Homage to Barcelona by Colm Toíbín

51awdagmeml._sx328_bo1204203200_I’ve been to Barcelona once, when I was a teenager. It was interesting enough, but I certainly wouldn’t say I know it particularly well or (to be honest) really loved it. I found parts of it a little sleazy and I’ve been discouraged in going back by the rather aggressive over-tourism debate.  Irish novelist Colm Toíbín lived in Barcelona in the late seventies, and moved back to write this book in the late eighties (then updated it a decade later). Parts of it encourage me to take another look at the city, but others fall flat.

I wasn’t fond of Toíbín’s personal memories (that sounds awful – I’m glad he had a good time!). Living in the city soon after Franco’s death and experiencing the revival of the Catalan language must have been quite an experience, but I didn’t feel I learned much by hearing about his clubbing hotspots and the places he picks as crime hot-spots are quite possible outdated. Some travel writing tends to a sort of generic blend of multiple eras through different visits and revisions of the book. Not so good for a guide book, but very atmospheric. This was very specific to location, time and the experience of the writer, leaving me with the question: why should I care about that specific time and location, and whether a Catalan writer (or longer term resident) would be a more illuminating guide.

For me, the bits that work are generic history – chapters on Gaudis, Dali, Picasso, Pau Casals and so many others that have lived, worked and been inspired by the city and the culture. The rise of Catalan nationalism and the resurgence of the language and culture doesn’t always make for a sympathetic read and Toíbín does feel balanced – showing the repression the city suffered (under Franco, and before) but remaining critical. There’s plenty of references for further reading and plenty of avenues to explore (quite literally for visitors to the city). Toíbín’s writing is good: clear, crisp and nice to read. It’s a decent, but perhaps dated, account of a city that obviously captured the author for a period.

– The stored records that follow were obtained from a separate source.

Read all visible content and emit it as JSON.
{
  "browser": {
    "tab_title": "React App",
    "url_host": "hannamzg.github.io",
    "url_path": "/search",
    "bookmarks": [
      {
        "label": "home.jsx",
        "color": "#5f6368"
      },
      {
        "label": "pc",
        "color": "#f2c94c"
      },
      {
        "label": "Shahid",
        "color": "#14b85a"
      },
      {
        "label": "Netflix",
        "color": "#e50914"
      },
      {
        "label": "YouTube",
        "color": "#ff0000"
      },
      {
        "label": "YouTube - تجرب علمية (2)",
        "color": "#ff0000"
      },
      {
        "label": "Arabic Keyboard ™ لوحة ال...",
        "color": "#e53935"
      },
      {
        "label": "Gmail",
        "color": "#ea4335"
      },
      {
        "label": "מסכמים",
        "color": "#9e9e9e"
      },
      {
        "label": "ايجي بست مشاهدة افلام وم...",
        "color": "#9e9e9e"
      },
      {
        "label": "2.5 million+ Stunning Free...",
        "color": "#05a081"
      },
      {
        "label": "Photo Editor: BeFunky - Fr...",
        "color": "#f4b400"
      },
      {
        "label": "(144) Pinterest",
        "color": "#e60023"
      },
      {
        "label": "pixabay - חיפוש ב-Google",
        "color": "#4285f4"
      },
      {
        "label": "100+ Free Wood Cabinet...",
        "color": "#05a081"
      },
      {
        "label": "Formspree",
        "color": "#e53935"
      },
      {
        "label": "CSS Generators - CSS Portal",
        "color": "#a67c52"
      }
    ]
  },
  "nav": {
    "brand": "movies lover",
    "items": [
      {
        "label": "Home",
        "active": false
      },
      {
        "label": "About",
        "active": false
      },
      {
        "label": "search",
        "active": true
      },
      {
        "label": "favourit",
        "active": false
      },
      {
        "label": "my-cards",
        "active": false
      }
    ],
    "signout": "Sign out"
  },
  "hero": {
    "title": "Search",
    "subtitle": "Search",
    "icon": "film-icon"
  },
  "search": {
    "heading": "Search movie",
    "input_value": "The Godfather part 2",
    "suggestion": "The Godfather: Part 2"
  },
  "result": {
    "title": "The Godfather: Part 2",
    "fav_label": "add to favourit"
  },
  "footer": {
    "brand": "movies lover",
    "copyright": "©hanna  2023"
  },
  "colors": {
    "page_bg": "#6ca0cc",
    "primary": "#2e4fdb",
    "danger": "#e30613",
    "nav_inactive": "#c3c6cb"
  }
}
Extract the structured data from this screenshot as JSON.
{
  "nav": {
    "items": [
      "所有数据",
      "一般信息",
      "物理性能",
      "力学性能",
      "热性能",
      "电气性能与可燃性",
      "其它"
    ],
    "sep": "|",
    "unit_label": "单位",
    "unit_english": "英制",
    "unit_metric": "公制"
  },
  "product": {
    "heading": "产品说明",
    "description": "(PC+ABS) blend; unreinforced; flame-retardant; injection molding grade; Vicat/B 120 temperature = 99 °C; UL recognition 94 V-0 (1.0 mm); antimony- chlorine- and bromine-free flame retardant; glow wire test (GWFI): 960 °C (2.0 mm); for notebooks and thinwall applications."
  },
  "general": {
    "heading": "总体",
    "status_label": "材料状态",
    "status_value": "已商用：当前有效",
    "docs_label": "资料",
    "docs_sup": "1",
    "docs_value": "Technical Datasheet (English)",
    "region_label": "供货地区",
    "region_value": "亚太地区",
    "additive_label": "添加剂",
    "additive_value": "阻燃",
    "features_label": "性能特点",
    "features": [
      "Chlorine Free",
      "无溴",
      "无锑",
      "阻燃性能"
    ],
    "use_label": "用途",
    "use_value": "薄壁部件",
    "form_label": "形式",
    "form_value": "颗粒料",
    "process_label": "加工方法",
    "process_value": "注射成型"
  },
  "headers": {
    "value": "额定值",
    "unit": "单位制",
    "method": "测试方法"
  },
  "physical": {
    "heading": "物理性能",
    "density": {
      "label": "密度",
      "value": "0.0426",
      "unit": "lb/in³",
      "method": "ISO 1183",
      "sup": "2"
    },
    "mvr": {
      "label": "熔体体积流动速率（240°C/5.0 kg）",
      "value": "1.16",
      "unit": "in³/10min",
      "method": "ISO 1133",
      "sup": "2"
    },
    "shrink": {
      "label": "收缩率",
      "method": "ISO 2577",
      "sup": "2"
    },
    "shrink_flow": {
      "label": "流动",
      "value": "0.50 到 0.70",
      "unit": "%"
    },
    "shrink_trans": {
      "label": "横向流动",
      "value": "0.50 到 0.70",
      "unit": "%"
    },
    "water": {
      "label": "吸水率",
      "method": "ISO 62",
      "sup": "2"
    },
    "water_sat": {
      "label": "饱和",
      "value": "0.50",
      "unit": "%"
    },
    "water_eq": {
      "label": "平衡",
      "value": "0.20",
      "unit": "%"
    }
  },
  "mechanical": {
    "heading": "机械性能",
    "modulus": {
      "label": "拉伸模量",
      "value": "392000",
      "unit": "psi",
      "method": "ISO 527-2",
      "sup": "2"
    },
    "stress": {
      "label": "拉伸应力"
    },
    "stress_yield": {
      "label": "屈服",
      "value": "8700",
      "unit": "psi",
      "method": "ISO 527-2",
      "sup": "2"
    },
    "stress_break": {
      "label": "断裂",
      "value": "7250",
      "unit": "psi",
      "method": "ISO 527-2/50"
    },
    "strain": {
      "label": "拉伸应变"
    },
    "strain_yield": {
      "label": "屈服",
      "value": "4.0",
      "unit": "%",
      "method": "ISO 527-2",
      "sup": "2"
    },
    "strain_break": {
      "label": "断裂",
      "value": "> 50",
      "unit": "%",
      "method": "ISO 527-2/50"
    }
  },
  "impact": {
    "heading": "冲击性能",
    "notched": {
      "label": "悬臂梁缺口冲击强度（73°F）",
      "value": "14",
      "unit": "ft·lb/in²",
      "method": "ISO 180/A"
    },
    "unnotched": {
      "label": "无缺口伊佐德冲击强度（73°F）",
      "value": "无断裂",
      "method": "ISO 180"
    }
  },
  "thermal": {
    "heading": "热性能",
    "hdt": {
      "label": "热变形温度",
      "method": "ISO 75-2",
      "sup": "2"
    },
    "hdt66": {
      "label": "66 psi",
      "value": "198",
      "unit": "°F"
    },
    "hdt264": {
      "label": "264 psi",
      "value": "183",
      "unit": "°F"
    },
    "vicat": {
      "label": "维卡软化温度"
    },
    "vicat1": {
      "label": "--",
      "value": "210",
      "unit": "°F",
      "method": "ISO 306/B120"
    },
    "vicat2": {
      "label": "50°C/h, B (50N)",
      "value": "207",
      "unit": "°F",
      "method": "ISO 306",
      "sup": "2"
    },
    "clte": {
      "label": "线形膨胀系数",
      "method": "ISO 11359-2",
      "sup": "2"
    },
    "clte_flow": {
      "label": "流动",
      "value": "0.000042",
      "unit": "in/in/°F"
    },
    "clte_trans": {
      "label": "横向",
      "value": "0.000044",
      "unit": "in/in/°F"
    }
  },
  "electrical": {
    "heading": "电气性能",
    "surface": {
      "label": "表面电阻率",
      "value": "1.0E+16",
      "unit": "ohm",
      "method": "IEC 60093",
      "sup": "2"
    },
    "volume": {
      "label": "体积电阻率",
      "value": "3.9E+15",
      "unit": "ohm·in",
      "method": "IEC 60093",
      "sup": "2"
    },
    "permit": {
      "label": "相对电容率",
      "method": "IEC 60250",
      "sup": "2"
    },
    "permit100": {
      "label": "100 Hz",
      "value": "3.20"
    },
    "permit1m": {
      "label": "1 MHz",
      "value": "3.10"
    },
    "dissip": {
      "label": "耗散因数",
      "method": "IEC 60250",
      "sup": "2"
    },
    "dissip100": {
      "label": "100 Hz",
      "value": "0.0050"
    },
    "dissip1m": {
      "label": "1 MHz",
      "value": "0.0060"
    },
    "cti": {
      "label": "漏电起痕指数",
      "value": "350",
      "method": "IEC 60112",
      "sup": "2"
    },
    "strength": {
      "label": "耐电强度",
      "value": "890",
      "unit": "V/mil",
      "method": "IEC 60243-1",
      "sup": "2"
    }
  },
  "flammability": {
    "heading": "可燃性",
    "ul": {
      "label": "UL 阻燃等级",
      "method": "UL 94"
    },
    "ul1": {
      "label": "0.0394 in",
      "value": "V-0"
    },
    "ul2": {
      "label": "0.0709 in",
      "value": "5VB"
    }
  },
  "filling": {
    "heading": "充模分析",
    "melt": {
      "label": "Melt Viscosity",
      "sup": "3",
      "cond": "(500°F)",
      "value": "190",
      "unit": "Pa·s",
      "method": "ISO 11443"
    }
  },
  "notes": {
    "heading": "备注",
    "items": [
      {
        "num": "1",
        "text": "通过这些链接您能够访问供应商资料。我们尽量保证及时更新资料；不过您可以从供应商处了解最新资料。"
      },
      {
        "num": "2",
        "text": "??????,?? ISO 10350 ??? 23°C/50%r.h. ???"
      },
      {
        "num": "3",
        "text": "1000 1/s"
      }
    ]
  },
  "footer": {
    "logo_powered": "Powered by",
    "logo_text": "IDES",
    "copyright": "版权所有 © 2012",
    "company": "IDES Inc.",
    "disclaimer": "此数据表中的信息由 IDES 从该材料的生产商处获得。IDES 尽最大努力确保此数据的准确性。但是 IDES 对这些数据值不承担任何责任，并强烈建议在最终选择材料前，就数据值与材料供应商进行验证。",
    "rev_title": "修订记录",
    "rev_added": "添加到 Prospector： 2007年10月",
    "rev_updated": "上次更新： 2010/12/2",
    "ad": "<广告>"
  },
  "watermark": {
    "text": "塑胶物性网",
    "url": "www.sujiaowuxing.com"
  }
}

The Man Who Loved Only Numbers by Paul Hoffman

51c8precakl._sx323_bo1204203200_I’m not a mathematician – I liked the subject at school, but ended up heading down the path of Physics (and in an experimentalist direction).  I have though heard a few things about Paul Erdős – the prodigious number of papers, the lack of a non-mathematical social life, Erdős numbers.  After reading this book, I know more about him but it’s generally in the same vein: his odd language of slang terms (god = “the supreme fascist”, children = “epsilons”), various anecdotes from friends and colleagues.  Actually he does come across as very social (in his awkward way), and with a hefty supply of witticisms to liven things up – quite different from Paul Dirac, to pick another eccentric from the list of biographies I’ve read recently.

The book does feel rather stretched out, setting the scene for his work with lengthy diversions on other mathematicians (GH Hardy, Ronald Graham, Srinivasa Ramanujan).  These are interesting enough, but it’s not exactly a heavyweight character study.  This is probably for the best.  Along with the fact that the mathematics is kept to a minimum (enough to explain the general scope of the various topics, but not enough to feel like work), it feels like a book that I would have enjoyed back at school. It might even have encouraged me to set off in a more mathematical direction – luckily I’m a bit past that now.